Green Transit Oriented Developments (TODs) shrink environmental footprints by reducing Vehicle Kilometers Traveled (VKT)/ Vehicle Miles Travled (VMT) and incorporating green urbanism and architecture in community designs. Synergies from combining TOD and green urbanism derive from increased densities, which promote transit usage and conserve heating/cooling expenses; mixed land uses which promote non-motorized transportation and limited-range electric vehicles; reduced impervious parking services matched by increased open space and community gardens; and, opportunities for generating solar power from photovoltaics atop rail-stop canopies. The carbon footprints of Green TODs can be 35% less than those of conventional developments. Experiences with Green TODs are reviewed for urban regeneration projects in Sweden, Germany, and Australia. The paper concludes with ideas on moving Green TODs from theory to practice.

Cover page of Deploying Underutilized Bus Lanes at Key Nodes in a Road Network

Deploying Underutilized Bus Lanes at Key Nodes in a Road Network

(2010)

The authors of this working paper explain that the operation of buses in mixed traffic flow can be impeded by congestion, leading to unreliable and slow service. Similarly, buses that stop frequently for passengers interfere with the flow of general traffic. Dedicated lanes provide a means for buses to bypass car queues, but in cases where bus flow is low, converting a general purpose lane to a bus-only lane will delay car traffic. The authors describe innovative schemes for deploying bus lanes to serve low bus demand intermittently.
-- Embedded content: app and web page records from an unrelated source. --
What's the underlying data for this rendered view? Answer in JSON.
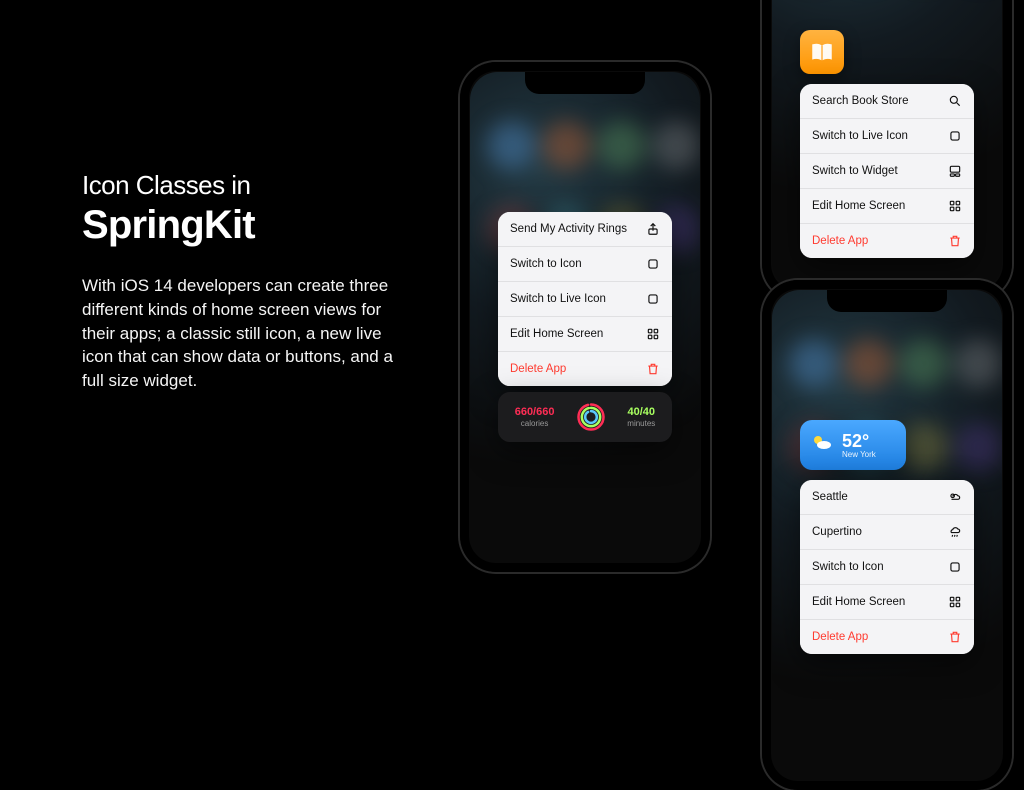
{
  "header": {
    "pre_title": "Icon Classes in",
    "title": "SpringKit",
    "body": "With iOS 14 developers can create three different kinds of home screen views for their apps; a classic still icon, a new live icon that can show data or buttons, and a full size widget."
  },
  "colors": {
    "delete": "#ff3b30",
    "calories": "#ff2d55",
    "minutes": "#a8ff60",
    "books_icon_bg": "#ff9500",
    "weather_bg": "#2a8cff"
  },
  "phone_center": {
    "menu": [
      {
        "label": "Send My Activity Rings",
        "icon": "share-icon"
      },
      {
        "label": "Switch to Icon",
        "icon": "square-icon"
      },
      {
        "label": "Switch to Live Icon",
        "icon": "square-icon"
      },
      {
        "label": "Edit Home Screen",
        "icon": "apps-icon"
      },
      {
        "label": "Delete App",
        "icon": "trash-icon",
        "delete": true
      }
    ],
    "activity": {
      "calories_value": "660/660",
      "calories_label": "calories",
      "minutes_value": "40/40",
      "minutes_label": "minutes"
    }
  },
  "phone_top_right": {
    "app_icon": "books-icon",
    "menu": [
      {
        "label": "Search Book Store",
        "icon": "search-icon"
      },
      {
        "label": "Switch to Live Icon",
        "icon": "square-icon"
      },
      {
        "label": "Switch to Widget",
        "icon": "widget-icon"
      },
      {
        "label": "Edit Home Screen",
        "icon": "apps-icon"
      },
      {
        "label": "Delete App",
        "icon": "trash-icon",
        "delete": true
      }
    ]
  },
  "phone_bottom_right": {
    "weather": {
      "temperature": "52°",
      "location": "New York",
      "icon": "partly-sunny-icon"
    },
    "menu": [
      {
        "label": "Seattle",
        "icon": "partly-cloudy-icon"
      },
      {
        "label": "Cupertino",
        "icon": "rain-icon"
      },
      {
        "label": "Switch to Icon",
        "icon": "square-icon"
      },
      {
        "label": "Edit Home Screen",
        "icon": "apps-icon"
      },
      {
        "label": "Delete App",
        "icon": "trash-icon",
        "delete": true
      }
    ]
  }
}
Strategies to deploy underutilized bus lanes will be systematically examined and field-tested in Amman, Jordan. A final report will include guidelines for deploying underutilized bus lanes that reduce or eliminate bus delays while minimizing the additional delay imparted to cars.

Cover page of A congestion mechanism for uphill expressways, Part I: the shoulder lane "release valve"

A congestion mechanism for uphill expressways, Part I: the shoulder lane "release valve"

(2010)

A mechanism is unveiled by which congestion forms and persists near the base of an uphill expressway segment, causing significant reductions in output flow. The traffic condition in the expressway's shoulder lane is key to the mechanism. When shoulder-lane flow was low, drivers maneuvered around speed disturbances that periodically arose in the median lane. The shoulder lane accommodated high rates of vehicle migrations, thus acting as a "release valve" for the excess accumulation created by the speed disturbances. The release valve failed only when demand increased later in the rush. The resulting higher flows in the shoulder lane impeded drivers' attempts to maneuver around the median-lane speed disturbances that occurred thereafter. These attempts disrupted traffic and spread the excess accumulation laterally across all lanes. When this queue filled the approach to the hill, vehicles arrived to its base at low speeds. This impeded vehicle ascent; output flow dropped by about 10%; and this state of affairs persisted for the remainder of the rush.

The more conspicuous details of this mechanism were observed in loop detector data measured over many days at the site, and are consistent with observations previously made at other sites. The more subtle details became visible by examining thousands of vehicle trajectories extracted from a series of eleven roadside video cameras. Many of the subtleties are compatible with an existing theory of multi-lane traffic. All of this suggests that the present findings can be generalized to other uphill expressway segments. Practical implications are discussed.